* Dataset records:

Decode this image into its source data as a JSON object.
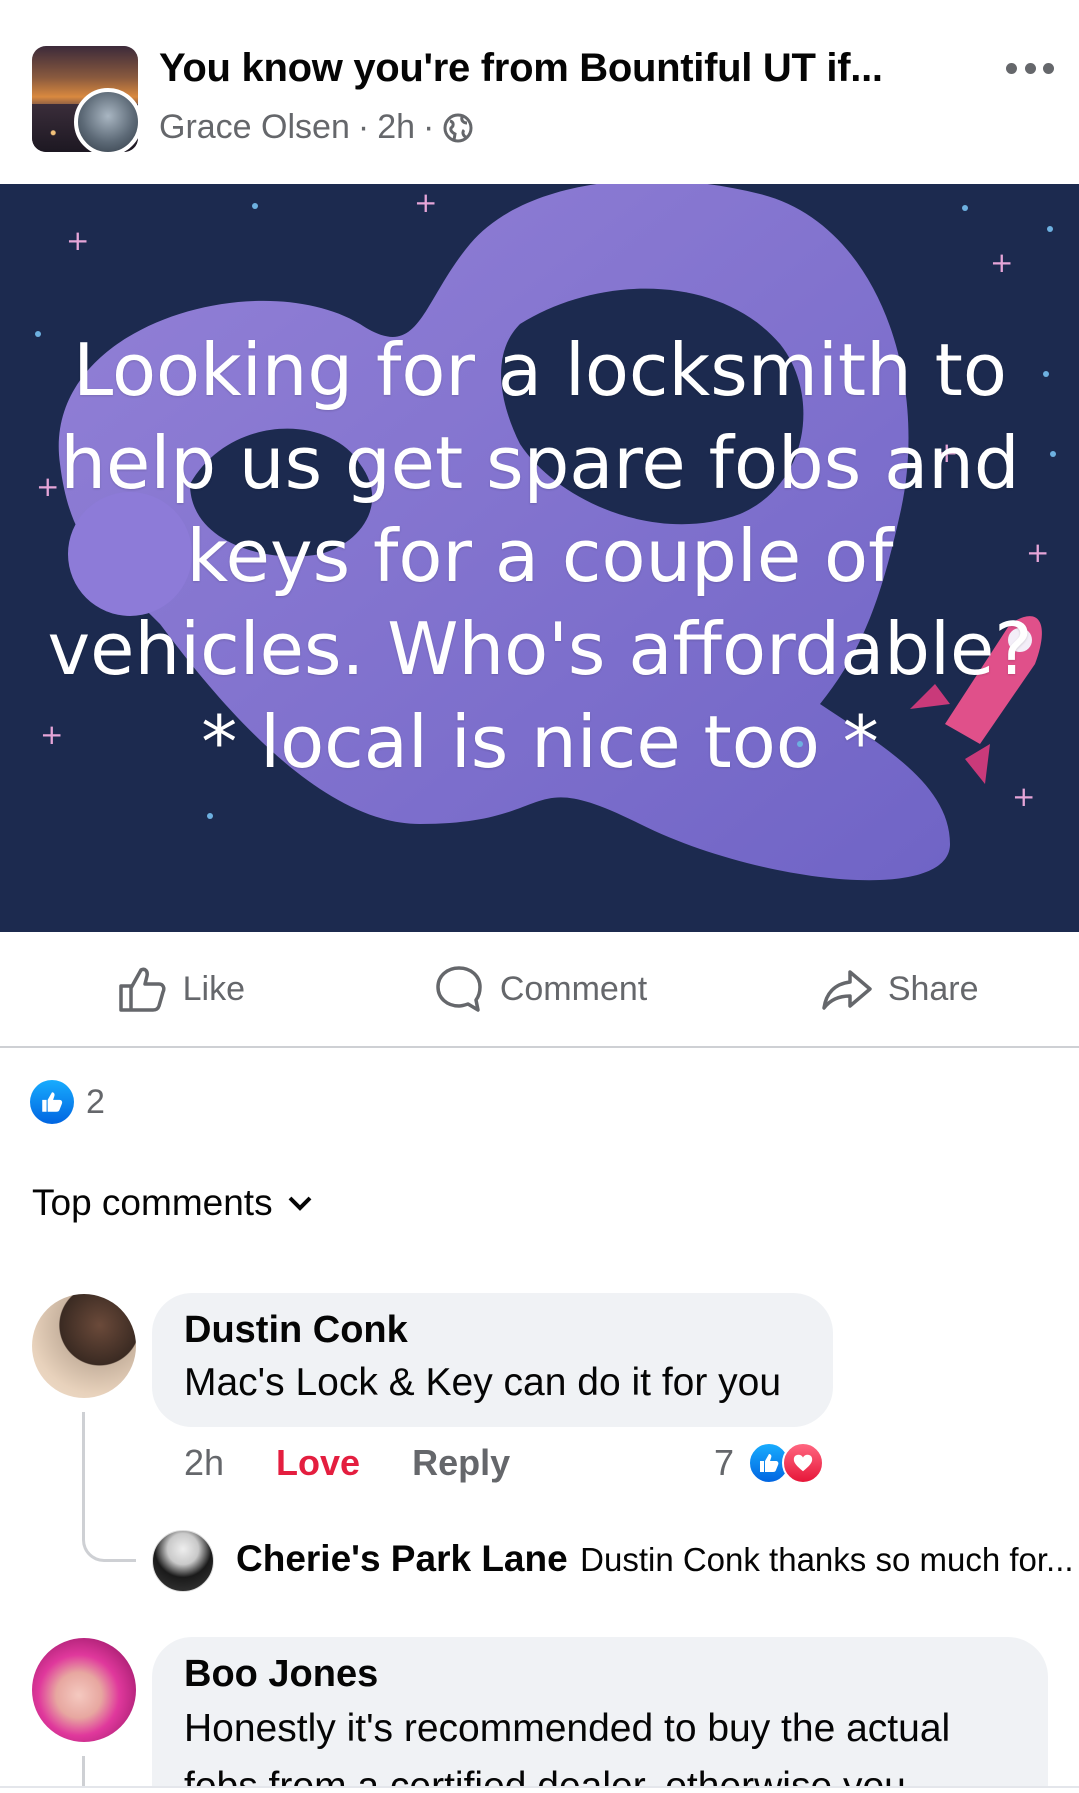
{
  "post": {
    "group_name": "You know you're from Bountiful UT if...",
    "author": "Grace Olsen",
    "time": "2h",
    "separator": "·",
    "privacy_icon": "globe-icon",
    "more_icon": "more-dots-icon",
    "background_text_lines": [
      "Looking for a locksmith to",
      "help us get spare fobs and",
      "keys for a couple of",
      "vehicles. Who's affordable?",
      "* local is nice too *"
    ],
    "background_colors": {
      "base": "#1c2a4f",
      "ribbon": "#8d7bd8",
      "rocket": "#e0508a"
    }
  },
  "actions": {
    "like_label": "Like",
    "comment_label": "Comment",
    "share_label": "Share"
  },
  "reactions": {
    "count": "2",
    "icon": "like-reaction-icon"
  },
  "comments_section": {
    "sort_label": "Top comments"
  },
  "comments": [
    {
      "name": "Dustin Conk",
      "text": "Mac's Lock & Key can do it for you",
      "time": "2h",
      "reaction_label": "Love",
      "reply_label": "Reply",
      "reaction_count": "7",
      "reaction_color": "#e41e3f"
    },
    {
      "name": "Cherie's Park Lane",
      "text": "Dustin Conk thanks so much for..."
    },
    {
      "name": "Boo Jones",
      "text_line1": "Honestly it's recommended to buy the actual",
      "text_line2": "fobs from a certified dealer, otherwise you"
    }
  ]
}
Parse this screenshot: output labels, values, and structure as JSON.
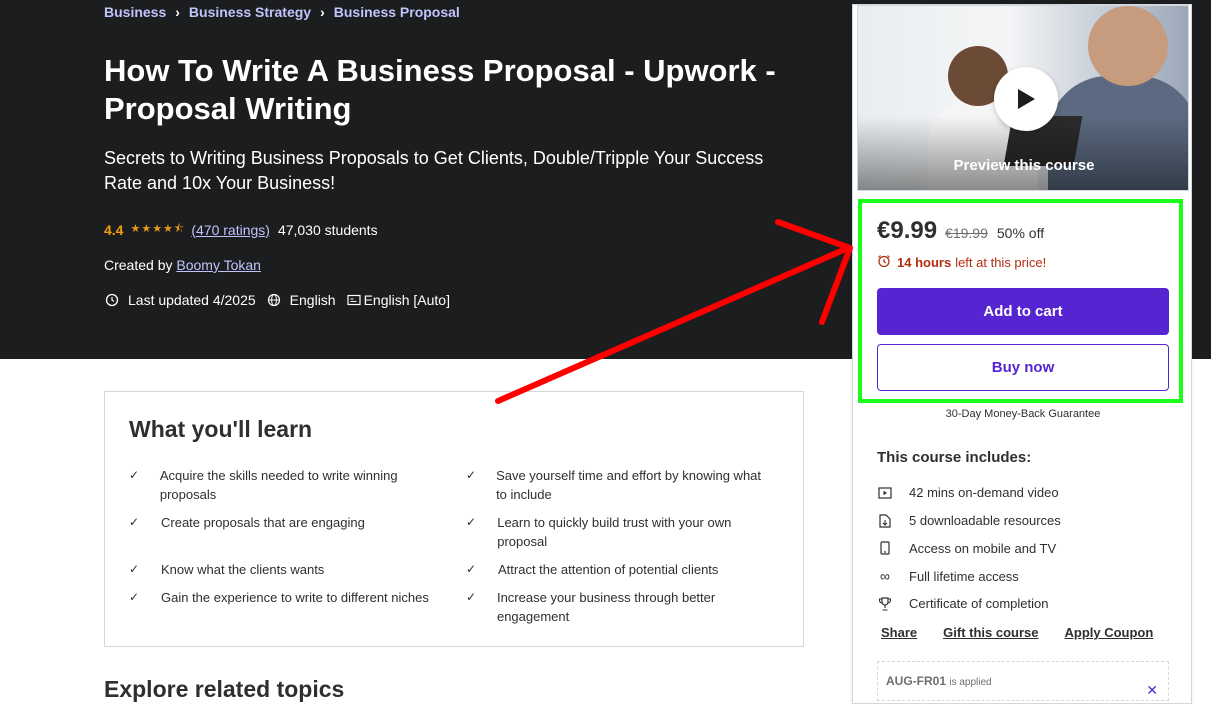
{
  "breadcrumb": [
    "Business",
    "Business Strategy",
    "Business Proposal"
  ],
  "course": {
    "title": "How To Write A Business Proposal - Upwork - Proposal Writing",
    "subtitle": "Secrets to Writing Business Proposals to Get Clients, Double/Tripple Your Success Rate and 10x Your Business!",
    "rating": "4.4",
    "ratings_count": "(470 ratings)",
    "students": "47,030 students",
    "created_by_label": "Created by",
    "author": "Boomy Tokan",
    "last_updated": "Last updated 4/2025",
    "language": "English",
    "captions": "English [Auto]"
  },
  "sidebar": {
    "preview_label": "Preview this course",
    "price": "€9.99",
    "original_price": "€19.99",
    "discount": "50% off",
    "timer_bold": "14 hours",
    "timer_rest": "left at this price!",
    "add_to_cart": "Add to cart",
    "buy_now": "Buy now",
    "guarantee": "30-Day Money-Back Guarantee",
    "includes_title": "This course includes:",
    "includes": [
      {
        "icon": "video-icon",
        "label": "42 mins on-demand video"
      },
      {
        "icon": "file-download-icon",
        "label": "5 downloadable resources"
      },
      {
        "icon": "mobile-icon",
        "label": "Access on mobile and TV"
      },
      {
        "icon": "infinity-icon",
        "label": "Full lifetime access"
      },
      {
        "icon": "trophy-icon",
        "label": "Certificate of completion"
      }
    ],
    "links": [
      "Share",
      "Gift this course",
      "Apply Coupon"
    ],
    "coupon_code": "AUG-FR01",
    "coupon_status": "is applied"
  },
  "learn": {
    "title": "What you'll learn",
    "left": [
      "Acquire the skills needed to write winning proposals",
      "Create proposals that are engaging",
      "Know what the clients wants",
      "Gain the experience to write to different niches"
    ],
    "right": [
      "Save yourself time and effort by knowing what to include",
      "Learn to quickly build trust with your own proposal",
      "Attract the attention of potential clients",
      "Increase your business through better engagement"
    ]
  },
  "featured_title": "Explore related topics",
  "colors": {
    "hero_bg": "#1c1d1f",
    "accent": "#5624d0",
    "link": "#c0c4fc",
    "rating": "#f69c08",
    "highlight": "#1aff1a",
    "annotation_arrow": "#ff0000"
  }
}
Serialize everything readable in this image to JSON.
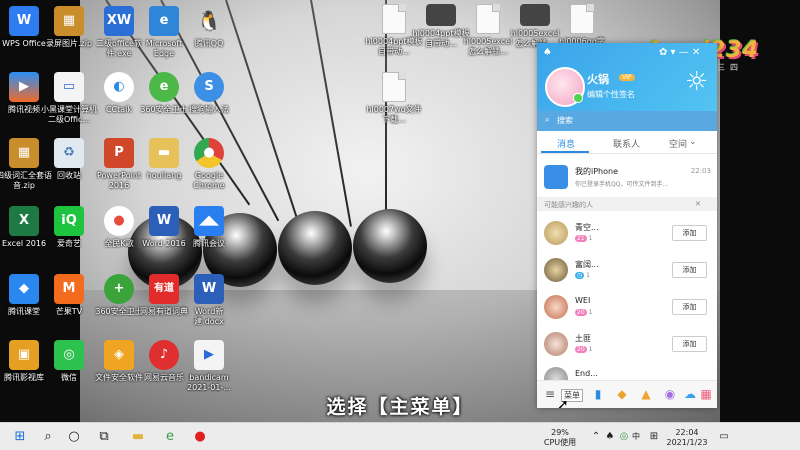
{
  "desktop_icons": {
    "wps": "WPS Office",
    "lupian": "录屏图片.zip",
    "erji": "二级office软件.exe",
    "edge": "Microsoft Edge",
    "qq": "腾讯QQ",
    "tengxun_video": "腾讯视频",
    "xiaohei": "小黑课堂计算机二级Offic...",
    "cctalk": "CCtalk",
    "safe": "360安全卫士",
    "sougou": "搜狗输入法",
    "sici": "四级词汇全套语音.zip",
    "recycle": "回收站",
    "ppt2016": "PowerPoint 2016",
    "houliang": "houliang",
    "chrome": "Google Chrome",
    "excel": "Excel 2016",
    "iqiyi": "爱奇艺",
    "quanmin": "全民K歌",
    "word2016": "Word 2016",
    "tx_meeting": "腾讯会议",
    "tx_class": "腾讯课堂",
    "mango": "芒果TV",
    "safe2": "360安全卫士",
    "youdao": "网易有道词典",
    "worddoc": "Word新建.docx",
    "tx_player": "腾讯影视库",
    "wechat": "微信",
    "wenjian": "文件安全软件",
    "netease_music": "网易云音乐",
    "bandicam": "bandicam 2021-01-...",
    "file1": "hl0004ppt模板自带动...",
    "file2": "hl0004ppt模板自带动...",
    "file3": "hl0005excel 怎么解锁...",
    "file4": "hl0005excel 怎么解锁...",
    "file5": "hl0006qq字体...",
    "file6": "hl0007wo文件下载..."
  },
  "caption": "选择【主菜单】",
  "watermark": {
    "logo": "Aowi234",
    "sub": "好生活好二三四"
  },
  "qq_panel": {
    "header_left_icon": "qq-tray-icon",
    "header_right": "✿ ▾ — ✕",
    "name": "火锅",
    "vip": "VIP",
    "signature": "编辑个性签名",
    "search_placeholder": "搜索",
    "tabs": [
      "消息",
      "联系人",
      "空间"
    ],
    "my_iphone": {
      "name": "我的iPhone",
      "time": "22:03",
      "sub": "你已登录手机QQ，可传文件到手..."
    },
    "may_know": "可能感兴趣的人",
    "suggestions": [
      {
        "name": "青空...",
        "level": "21",
        "extra": "1",
        "button": "添加"
      },
      {
        "name": "富阔...",
        "level": "",
        "extra": "1",
        "button": "添加"
      },
      {
        "name": "WEI",
        "level": "20",
        "extra": "1",
        "button": "添加"
      },
      {
        "name": "土匪",
        "level": "20",
        "extra": "1",
        "button": "添加"
      },
      {
        "name": "End...",
        "level": "",
        "extra": "",
        "button": ""
      }
    ],
    "footer_menu_label": "菜单"
  },
  "taskbar": {
    "cpu_percent": "29%",
    "cpu_label": "CPU使用",
    "ime": "中",
    "time": "22:04",
    "date": "2021/1/23"
  }
}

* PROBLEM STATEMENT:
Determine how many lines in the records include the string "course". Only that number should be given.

* OUTPUT FOR THIS EXERCISE:
4